▸ **YOUR OBJECTIVE**
Only the lines with the string "JSON" are needed; return each of them from the entries below.

[App and web page records]
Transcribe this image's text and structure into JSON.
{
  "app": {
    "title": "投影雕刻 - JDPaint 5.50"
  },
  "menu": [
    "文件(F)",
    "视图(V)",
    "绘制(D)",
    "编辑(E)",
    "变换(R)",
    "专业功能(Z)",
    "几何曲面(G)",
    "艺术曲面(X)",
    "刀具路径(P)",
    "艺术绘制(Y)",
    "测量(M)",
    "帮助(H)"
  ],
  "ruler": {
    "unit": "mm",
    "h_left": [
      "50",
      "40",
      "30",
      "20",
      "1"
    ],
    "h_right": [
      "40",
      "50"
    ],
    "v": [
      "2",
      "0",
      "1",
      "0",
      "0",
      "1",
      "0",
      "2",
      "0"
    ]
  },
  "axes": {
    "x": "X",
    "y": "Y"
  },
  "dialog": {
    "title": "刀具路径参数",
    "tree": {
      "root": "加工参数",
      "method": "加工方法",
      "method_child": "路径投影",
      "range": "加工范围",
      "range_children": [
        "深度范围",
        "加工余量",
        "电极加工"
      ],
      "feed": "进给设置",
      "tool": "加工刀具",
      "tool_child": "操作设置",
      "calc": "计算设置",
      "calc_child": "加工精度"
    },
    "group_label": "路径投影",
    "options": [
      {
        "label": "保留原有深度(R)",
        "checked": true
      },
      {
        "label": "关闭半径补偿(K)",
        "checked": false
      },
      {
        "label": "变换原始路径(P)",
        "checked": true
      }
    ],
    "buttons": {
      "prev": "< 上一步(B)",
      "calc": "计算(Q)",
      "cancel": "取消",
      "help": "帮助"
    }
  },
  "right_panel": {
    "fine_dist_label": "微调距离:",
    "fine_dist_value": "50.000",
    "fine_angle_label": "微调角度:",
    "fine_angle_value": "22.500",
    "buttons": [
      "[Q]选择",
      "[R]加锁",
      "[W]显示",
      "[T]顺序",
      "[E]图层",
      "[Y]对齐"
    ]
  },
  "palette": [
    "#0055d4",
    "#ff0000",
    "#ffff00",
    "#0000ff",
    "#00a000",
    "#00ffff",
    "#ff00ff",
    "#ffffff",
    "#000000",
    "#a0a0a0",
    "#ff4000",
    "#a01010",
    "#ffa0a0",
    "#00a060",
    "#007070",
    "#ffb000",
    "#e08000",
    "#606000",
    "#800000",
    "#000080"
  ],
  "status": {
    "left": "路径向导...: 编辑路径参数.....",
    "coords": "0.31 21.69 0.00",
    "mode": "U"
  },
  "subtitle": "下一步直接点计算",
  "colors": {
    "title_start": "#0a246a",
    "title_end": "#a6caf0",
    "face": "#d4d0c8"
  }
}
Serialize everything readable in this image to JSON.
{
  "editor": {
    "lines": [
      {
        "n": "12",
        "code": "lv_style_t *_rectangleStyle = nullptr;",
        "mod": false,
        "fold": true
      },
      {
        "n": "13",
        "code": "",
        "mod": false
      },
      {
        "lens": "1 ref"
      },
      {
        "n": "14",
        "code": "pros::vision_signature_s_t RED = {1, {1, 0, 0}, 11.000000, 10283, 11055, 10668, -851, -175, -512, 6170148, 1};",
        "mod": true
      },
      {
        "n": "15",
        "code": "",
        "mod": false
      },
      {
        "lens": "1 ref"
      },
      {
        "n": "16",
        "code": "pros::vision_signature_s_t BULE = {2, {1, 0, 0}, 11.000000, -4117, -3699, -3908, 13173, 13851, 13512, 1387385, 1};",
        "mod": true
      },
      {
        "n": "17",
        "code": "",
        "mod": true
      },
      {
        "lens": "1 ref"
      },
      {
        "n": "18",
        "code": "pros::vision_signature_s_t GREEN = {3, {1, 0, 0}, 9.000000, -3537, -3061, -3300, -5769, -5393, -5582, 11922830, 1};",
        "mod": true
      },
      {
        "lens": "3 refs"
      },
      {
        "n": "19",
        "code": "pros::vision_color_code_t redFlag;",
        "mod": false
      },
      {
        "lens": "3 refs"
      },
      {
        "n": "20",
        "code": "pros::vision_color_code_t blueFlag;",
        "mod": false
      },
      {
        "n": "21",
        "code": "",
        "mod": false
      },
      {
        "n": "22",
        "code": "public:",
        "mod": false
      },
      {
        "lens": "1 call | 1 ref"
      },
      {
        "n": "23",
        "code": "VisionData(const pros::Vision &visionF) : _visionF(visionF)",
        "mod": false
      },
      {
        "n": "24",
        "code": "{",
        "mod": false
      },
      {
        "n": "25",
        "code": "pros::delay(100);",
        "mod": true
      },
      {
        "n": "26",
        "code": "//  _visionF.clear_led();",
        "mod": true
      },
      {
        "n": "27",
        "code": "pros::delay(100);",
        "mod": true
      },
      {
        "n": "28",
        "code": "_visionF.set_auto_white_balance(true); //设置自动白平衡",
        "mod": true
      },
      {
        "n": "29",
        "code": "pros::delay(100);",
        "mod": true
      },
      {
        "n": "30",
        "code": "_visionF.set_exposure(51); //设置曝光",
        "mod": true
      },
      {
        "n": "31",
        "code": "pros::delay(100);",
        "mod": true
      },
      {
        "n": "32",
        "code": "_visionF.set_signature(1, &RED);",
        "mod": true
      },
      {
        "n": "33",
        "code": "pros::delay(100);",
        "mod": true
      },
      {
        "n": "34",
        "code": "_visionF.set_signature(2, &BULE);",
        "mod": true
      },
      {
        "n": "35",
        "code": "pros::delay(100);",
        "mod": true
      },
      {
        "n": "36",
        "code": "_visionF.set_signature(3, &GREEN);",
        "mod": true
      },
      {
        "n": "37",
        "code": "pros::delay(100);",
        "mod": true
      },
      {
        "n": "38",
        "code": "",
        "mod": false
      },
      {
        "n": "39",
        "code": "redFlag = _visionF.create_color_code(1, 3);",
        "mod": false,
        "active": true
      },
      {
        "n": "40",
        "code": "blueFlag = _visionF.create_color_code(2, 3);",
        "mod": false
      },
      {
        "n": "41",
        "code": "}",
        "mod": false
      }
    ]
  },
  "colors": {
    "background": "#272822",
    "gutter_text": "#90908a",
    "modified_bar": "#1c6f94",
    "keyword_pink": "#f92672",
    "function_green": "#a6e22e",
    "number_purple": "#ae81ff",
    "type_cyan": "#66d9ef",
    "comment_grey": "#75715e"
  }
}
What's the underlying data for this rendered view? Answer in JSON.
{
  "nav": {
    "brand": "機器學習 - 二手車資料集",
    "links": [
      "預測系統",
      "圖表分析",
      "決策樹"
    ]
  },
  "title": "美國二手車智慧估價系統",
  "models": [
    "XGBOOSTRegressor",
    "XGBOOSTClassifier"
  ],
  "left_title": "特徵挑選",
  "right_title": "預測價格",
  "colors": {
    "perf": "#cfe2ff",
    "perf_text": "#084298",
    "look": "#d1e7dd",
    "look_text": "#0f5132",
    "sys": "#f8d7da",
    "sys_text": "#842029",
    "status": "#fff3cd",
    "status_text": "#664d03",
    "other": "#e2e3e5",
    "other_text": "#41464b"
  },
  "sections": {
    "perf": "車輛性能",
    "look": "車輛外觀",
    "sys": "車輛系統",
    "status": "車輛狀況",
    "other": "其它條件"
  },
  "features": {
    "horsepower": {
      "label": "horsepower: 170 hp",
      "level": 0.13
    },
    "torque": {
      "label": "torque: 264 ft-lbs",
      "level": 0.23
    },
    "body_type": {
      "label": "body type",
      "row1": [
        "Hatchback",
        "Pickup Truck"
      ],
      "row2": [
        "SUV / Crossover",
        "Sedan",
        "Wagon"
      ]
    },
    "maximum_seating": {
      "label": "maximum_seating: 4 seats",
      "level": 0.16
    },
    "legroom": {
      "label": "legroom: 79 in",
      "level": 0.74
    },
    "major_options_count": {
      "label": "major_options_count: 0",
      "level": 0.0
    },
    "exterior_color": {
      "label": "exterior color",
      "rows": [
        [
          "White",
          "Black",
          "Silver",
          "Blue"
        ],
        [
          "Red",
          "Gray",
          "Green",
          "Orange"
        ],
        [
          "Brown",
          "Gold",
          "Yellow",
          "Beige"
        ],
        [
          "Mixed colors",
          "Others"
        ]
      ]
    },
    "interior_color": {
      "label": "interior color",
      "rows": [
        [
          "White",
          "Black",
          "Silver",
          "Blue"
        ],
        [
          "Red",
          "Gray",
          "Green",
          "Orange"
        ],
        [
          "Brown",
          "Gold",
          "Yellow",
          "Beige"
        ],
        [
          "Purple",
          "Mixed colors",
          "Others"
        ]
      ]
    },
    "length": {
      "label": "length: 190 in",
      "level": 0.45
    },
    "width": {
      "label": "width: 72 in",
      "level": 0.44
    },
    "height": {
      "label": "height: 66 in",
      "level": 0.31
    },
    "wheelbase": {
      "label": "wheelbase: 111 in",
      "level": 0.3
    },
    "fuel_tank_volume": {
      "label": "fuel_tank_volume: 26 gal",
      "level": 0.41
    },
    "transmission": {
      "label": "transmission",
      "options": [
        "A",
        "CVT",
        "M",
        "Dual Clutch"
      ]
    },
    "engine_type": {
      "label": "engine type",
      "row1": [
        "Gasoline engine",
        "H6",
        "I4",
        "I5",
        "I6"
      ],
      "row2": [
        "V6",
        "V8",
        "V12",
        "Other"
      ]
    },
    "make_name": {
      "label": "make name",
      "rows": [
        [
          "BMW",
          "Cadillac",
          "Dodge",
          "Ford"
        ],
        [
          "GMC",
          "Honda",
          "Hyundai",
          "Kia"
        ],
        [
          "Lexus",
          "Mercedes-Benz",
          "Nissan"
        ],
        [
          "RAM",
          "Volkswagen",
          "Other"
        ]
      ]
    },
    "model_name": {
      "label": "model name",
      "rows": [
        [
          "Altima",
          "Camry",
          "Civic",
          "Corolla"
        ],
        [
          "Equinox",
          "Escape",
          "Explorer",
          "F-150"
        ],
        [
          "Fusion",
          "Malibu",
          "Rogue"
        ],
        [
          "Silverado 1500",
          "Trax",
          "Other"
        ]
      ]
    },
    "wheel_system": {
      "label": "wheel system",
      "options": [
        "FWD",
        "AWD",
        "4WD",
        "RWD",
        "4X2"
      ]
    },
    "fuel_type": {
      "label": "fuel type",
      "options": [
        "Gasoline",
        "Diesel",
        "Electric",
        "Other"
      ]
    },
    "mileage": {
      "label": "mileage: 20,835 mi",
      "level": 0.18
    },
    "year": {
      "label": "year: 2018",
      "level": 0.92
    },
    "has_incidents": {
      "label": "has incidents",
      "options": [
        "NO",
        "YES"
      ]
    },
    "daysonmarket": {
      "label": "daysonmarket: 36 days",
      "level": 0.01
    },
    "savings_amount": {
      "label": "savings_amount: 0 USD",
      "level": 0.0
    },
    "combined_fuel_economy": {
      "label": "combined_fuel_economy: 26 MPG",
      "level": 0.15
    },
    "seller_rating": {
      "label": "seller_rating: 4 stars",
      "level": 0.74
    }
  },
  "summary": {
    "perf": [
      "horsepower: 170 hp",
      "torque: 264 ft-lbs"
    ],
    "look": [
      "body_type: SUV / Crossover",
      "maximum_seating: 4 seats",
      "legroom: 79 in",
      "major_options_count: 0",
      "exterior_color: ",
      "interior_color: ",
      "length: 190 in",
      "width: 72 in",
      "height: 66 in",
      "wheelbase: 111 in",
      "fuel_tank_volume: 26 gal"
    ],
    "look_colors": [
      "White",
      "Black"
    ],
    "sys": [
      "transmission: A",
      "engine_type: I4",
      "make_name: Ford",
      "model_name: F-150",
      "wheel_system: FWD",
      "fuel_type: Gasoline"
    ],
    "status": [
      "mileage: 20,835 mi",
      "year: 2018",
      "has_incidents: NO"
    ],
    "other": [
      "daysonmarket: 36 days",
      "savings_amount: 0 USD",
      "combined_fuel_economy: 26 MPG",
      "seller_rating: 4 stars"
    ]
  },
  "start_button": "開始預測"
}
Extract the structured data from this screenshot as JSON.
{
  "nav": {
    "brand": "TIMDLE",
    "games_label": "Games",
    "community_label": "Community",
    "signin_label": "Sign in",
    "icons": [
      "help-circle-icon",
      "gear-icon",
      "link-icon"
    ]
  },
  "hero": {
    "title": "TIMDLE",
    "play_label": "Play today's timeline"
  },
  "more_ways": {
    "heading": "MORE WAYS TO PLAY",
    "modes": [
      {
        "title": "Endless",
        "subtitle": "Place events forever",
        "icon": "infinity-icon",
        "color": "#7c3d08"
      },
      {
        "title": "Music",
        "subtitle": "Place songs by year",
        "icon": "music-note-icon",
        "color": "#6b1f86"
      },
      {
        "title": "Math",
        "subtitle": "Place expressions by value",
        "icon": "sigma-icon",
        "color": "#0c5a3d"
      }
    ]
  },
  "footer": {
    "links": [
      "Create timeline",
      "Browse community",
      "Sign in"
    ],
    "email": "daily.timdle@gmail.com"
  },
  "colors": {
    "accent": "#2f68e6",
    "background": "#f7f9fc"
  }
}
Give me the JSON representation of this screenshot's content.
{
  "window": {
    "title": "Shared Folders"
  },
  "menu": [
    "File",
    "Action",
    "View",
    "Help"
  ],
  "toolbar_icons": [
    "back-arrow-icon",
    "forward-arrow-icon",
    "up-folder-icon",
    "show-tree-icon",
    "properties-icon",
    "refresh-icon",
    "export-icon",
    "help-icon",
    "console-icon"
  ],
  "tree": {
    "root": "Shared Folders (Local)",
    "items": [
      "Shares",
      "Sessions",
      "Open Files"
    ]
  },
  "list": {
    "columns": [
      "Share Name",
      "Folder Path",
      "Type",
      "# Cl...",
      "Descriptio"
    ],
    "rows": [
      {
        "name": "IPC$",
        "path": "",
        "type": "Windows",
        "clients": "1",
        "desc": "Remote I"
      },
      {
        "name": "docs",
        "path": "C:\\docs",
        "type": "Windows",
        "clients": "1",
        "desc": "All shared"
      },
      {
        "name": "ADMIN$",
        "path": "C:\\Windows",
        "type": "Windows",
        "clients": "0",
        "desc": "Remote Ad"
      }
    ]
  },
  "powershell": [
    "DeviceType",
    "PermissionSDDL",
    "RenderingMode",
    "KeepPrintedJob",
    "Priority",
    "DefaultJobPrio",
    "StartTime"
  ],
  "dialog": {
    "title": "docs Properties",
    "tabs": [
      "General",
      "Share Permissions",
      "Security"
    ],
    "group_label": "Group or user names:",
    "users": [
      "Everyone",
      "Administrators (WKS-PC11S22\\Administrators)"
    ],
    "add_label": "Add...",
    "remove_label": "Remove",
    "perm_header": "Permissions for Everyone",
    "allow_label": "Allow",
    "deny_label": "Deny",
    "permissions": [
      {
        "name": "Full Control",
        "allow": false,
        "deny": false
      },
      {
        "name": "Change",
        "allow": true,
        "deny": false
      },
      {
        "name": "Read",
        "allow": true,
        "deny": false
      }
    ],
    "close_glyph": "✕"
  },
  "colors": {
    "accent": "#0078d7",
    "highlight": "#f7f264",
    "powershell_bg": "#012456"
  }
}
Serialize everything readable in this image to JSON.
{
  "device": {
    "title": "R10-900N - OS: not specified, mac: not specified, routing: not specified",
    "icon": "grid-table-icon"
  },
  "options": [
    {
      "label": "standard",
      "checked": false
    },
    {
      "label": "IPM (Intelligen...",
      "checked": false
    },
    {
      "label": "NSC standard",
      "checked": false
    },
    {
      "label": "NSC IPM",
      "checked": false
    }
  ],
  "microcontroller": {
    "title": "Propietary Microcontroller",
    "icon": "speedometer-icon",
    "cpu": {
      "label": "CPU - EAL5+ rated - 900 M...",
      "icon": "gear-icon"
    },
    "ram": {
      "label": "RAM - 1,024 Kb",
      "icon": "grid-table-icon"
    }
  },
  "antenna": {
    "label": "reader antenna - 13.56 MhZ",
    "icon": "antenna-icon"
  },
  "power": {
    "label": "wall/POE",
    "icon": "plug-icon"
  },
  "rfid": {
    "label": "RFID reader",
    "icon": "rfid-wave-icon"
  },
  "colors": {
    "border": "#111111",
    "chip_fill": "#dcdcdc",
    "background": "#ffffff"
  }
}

▸ **ANSWER BOX**
Transcribe this image's text and structure into JSON.
Serialize everything readable in this image to JSON.
What's the underlying data for this rendered view? Answer in JSON.
Extract the structured data from this screenshot as JSON.
Give me the JSON representation of this screenshot's content.
Serialize everything readable in this image to JSON.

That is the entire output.